This week we closed our last March position just in time to avoid a nearly 2.5% jump in the S&P 500 (through Friday), a 6.5% drop in the VIX, and the complications of SPY ex-dividend. As mentioned in previous Updates, there occasionally are conditions under which it makes sense to keep some positions open through some or all of expiration week; but those conditions slipped away last week, and we’re all the better for having followed the Calendar Options strategy rules. I haven’t backtested our hedging strategies through this week, but if we had simply held our two open trades from last week through Friday morning, we’d be looking at a 10% Model Portfolio loss.
In contrast, we chose to limit risk in the face of anticipated underlying price volatility and falling implied volatility right from the beginning, by opening just one core, double-calendar, position. Despite the adverse conditions, we were able to close that position with just a small loss (1.06%). We didn’t fare quite so well with the hedge trade entered on March 6th, but by strictly adhering to our risk-management rules, we were able to limit our Model Portfolio loss for the month to just 3.27%, after accounting for a 12.62% loss on the (relatively small) hedge position.
The S&P 500 Index had another outstanding month, with a gain of 3.15%; VTY was less impressive, with a return of 0.40%. Here’s the latest chart of Calendar Options Model Portfolio returns since inception, compared to the S&P 500 and VTY:
Conventional wisdom would have you believe the reason our calendar-spread strategy underperformed this month was that non-directional strategies don’t work in trending markets. While a strong trend certainly doesn’t help, we’ve proven that myth false too many times to count. Another misconception, though one with more truth than the prior, is that a calendar strategy can’t make money when implied volatility is falling. “Vol crush” is, indeed, a significant risk, but our risk-management rules and the vega-hedging component of our strategy have done a pretty good job of protecting us from being done in by a big drop in IV.
Yet another risk I’ve taken great care to address in the strategy rules is that of whipsaw reversals. We’ve seen a a lot of improvement in this area with each new version of the strategy, but whipsaws remain our biggest challenge, next to major outlier events such as epic crashes. There’s only so much one can do to make a single strategy work in both sideways and trending markets, limit tail risk, and not suffer a loss in a whipsaw reversal. And this month we were dealt one heck of a bear trap:
There’s no value in making excuses, but it’s important to evaluate every losing month and consider whether the loss is within a reasonable limit, in the context of overall strategy performance and the severity of the conditions that led to the loss. Out of the 12 monthly losses taken since inception, this period’s drawdown was less than seven of them, and well below the average loss. Our average return in winning months is 5.35%, and the proportion of positive months since inception is about 2/3.

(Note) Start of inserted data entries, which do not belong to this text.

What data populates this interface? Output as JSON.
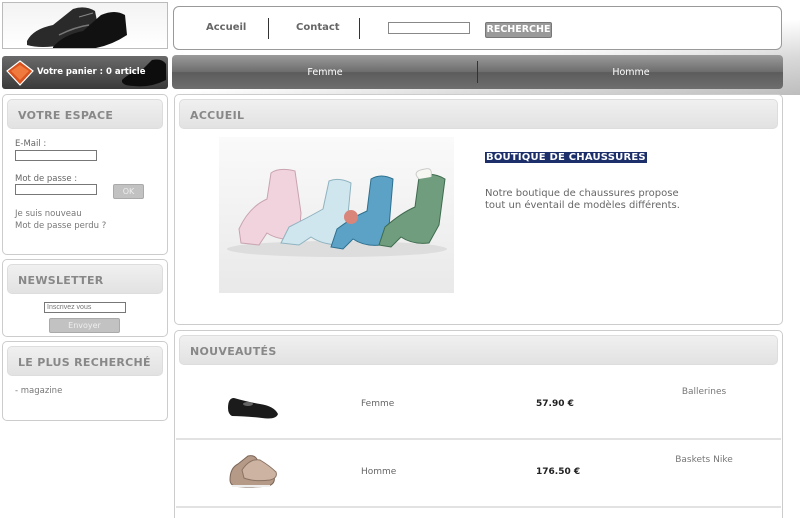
{
  "header": {
    "nav": [
      "Accueil",
      "Contact"
    ],
    "search": {
      "value": "",
      "button_label": "RECHERCHE"
    }
  },
  "cart": {
    "label": "Votre panier : 0 article"
  },
  "main_nav": [
    "Femme",
    "Homme"
  ],
  "sidebar": {
    "account": {
      "title": "VOTRE ESPACE",
      "email_label": "E-Mail :",
      "password_label": "Mot de passe :",
      "ok_label": "OK",
      "new_user_link": "Je suis nouveau",
      "forgot_link": "Mot de passe perdu ?"
    },
    "newsletter": {
      "title": "NEWSLETTER",
      "placeholder": "Inscrivez vous",
      "button_label": "Envoyer"
    },
    "popular": {
      "title": "LE PLUS RECHERCHÉ",
      "items": [
        "- magazine"
      ]
    }
  },
  "home": {
    "title": "ACCUEIL",
    "shop_title": "BOUTIQUE DE CHAUSSURES",
    "description": "Notre boutique de chaussures propose tout un éventail de modèles différents."
  },
  "news": {
    "title": "NOUVEAUTÉS",
    "products": [
      {
        "category": "Femme",
        "price": "57.90 €",
        "name": "Ballerines",
        "icon": "ballerina-shoe-icon"
      },
      {
        "category": "Homme",
        "price": "176.50 €",
        "name": "Baskets Nike",
        "icon": "sneaker-icon"
      }
    ]
  },
  "colors": {
    "highlight": "#1c2f6b",
    "nav_bar": "#6d6d6d"
  }
}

Bottom line: If you average a 5.35% return in two out of three months, a 3¼ percent loss—after being hit with an extreme example of one of your biggest risks—is…pretty damn good. We’re never happy with a losing month, but the test of a winning strategy is outperforming over the long-run and booking relatively small losses in challenging periods. By those measures, we remain firmly on track, maintaining an average annualized return since inception of 15.8% (not including commission costs).
A word for recent subscribers: We focus on long-term out-performance, and the biggest mistake retail (and, yes, professional) investors make, regardless of their investment style, is to abandon strategies with good long-term performance after a losing (or underperforming) month (or quarter, or even year, if the strategy is fundamentally strong). At Condor Options, we value our subscribers more than profits—so if you find better education, with better long-term results, at a better price, go for it. Just don’t go down the all-too-common road of retail-investor losses by jumping from one newsletter to another chasing short-term performance.